One bit of advice I have for anyone creating is learning to stick with it. As I was telling the guys in the shop the other day, for anything I do creatively, there’s a little voice in my head that says, “You have screwed it up and something is wrong.” In that moment of transformation, you’re aware you’re destroying a branch; but then you realize you’re creating something new. When you recognize the spoon, it’s a magic moment. Many people get very frustrated and stop when it’s still a stick, which is on the wrong side of the scale.
Your last chapter is titled “Innovation and Tradition.” How are the two connected when it comes to craft?
I’m not a purist; a lot of folks get really stuck on hand tools. For almost everything we do, we are using some kind of tool. It’s how we employ these and to what end we employ them that’s more of the question.
You read this online, that spoonmaking or carving is a traditional idea that has to be done a certain way. But it’s more about your economy of energy. The Shakers are an awesome example. In retrospect, their lifestyle is viewed as quite spare and romantic, but from their perspective it was progressive. They were creating the machinery to create a table saw to make cutting shingles for the roof more efficient. The washing machine is a Shaker invention because they were doing a colossal amount of laundry. You can think backwards to how wonderful all these handcrafted wood implements of the Shakers are, but they had a totally different idea of that.
I’m a person who seeks balance in everything, which isn’t to say it’s got to be square; if it’s going to be an oblong, then you need something at the end that supports the weight.
Was the book difficult to write?

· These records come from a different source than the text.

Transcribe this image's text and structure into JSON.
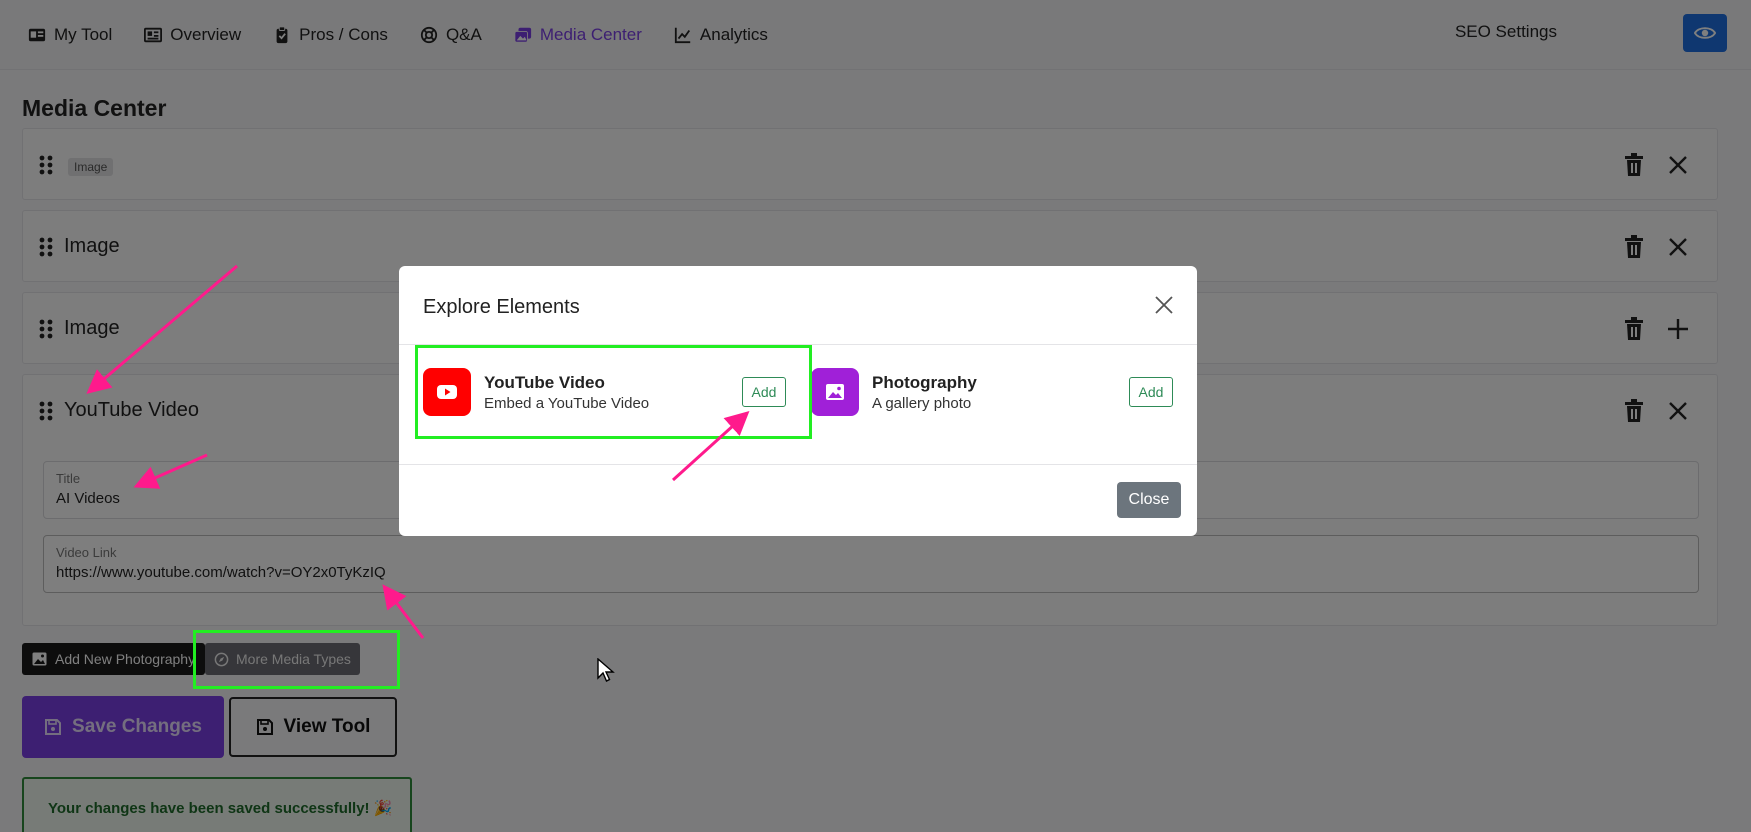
{
  "nav": {
    "items": [
      {
        "label": "My Tool",
        "icon": "id-card-icon"
      },
      {
        "label": "Overview",
        "icon": "newspaper-icon"
      },
      {
        "label": "Pros / Cons",
        "icon": "clipboard-check-icon"
      },
      {
        "label": "Q&A",
        "icon": "lifebuoy-icon"
      },
      {
        "label": "Media Center",
        "icon": "photos-icon",
        "active": true
      },
      {
        "label": "Analytics",
        "icon": "chart-line-icon"
      }
    ],
    "seo_label": "SEO Settings",
    "accent": "#7b3fe4",
    "preview_button_color": "#1f6fe0"
  },
  "page": {
    "title": "Media Center"
  },
  "media_items": [
    {
      "label": "Image",
      "style": "badge",
      "action_icon": "close-icon"
    },
    {
      "label": "Image",
      "action_icon": "close-icon"
    },
    {
      "label": "Image",
      "action_icon": "plus-icon"
    },
    {
      "label": "YouTube Video",
      "action_icon": "close-icon",
      "fields": [
        {
          "label": "Title",
          "value": "AI Videos"
        },
        {
          "label": "Video Link",
          "value": "https://www.youtube.com/watch?v=OY2x0TyKzIQ"
        }
      ]
    }
  ],
  "actions": {
    "add_photography": "Add New Photography",
    "more_media_types": "More Media Types",
    "save": "Save Changes",
    "view_tool": "View Tool",
    "success_message": "Your changes have been saved successfully! 🎉"
  },
  "modal": {
    "title": "Explore Elements",
    "elements": [
      {
        "name": "YouTube Video",
        "description": "Embed a YouTube Video",
        "add_label": "Add",
        "icon": "youtube-icon",
        "color": "#ff0000"
      },
      {
        "name": "Photography",
        "description": "A gallery photo",
        "add_label": "Add",
        "icon": "image-icon",
        "color": "#a020d8"
      }
    ],
    "close_label": "Close"
  },
  "annotations": {
    "highlight_color": "#22ee22",
    "arrow_color": "#ff1a8c"
  }
}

Initially it was like pulling teeth, because writing is such a different creative process for me. I started writing the book in longhand. The editor helped me with the Table of Contents, which was the outline. That helped organize the disparate thoughts. I planned to dictate to Kelly and she was going to type it, but I ended up learning word processing and typed it on a computer. My brain is nonlinear, so being able to cut and paste on the computer helped a ton.
I wrote everything inside of six months. The pictures were done first, so I could write to the image.
So are you thinking about another book?
Three-fourths of the way through writing this, I went from never wanting to do this again to having all these great ideas for books. We went to a book-signing in San Francisco last month and finally met the Chronicle people for the first time. I suggested another idea, which I’m keeping on the back burner. There was a chapter of this book that got cut that was devoted to truisms, and it seems like they cut it because they might want me to develop that into another book.
Do you worry about revealing your trade secrets in your detailed descriptions of three ways to make a wooden spoon?
People say, “Why share all your secrets?” But I don’t own them. You can give the same recipe to two different cooks and get two different dishes. Why be so protective? It’s just spoons; I’m not divulging any secrets about our business.
Was it hard spending time out of the shop on the book?
It was a fun project. It got me out of the shop in a way I would not have done previously. In retrospect, it was a totally healthy challenge for someone who likes to be buried in dust most of the time. It was good to be out talking about ideas, and having discussions with people out of the shop publicly was really enriching for me.
Black Creek Mercantile & Trading Company is located at 32 Cedar Street in Kingston. For information, call (917) 797-1903 or visit www.blackcreekmt.com.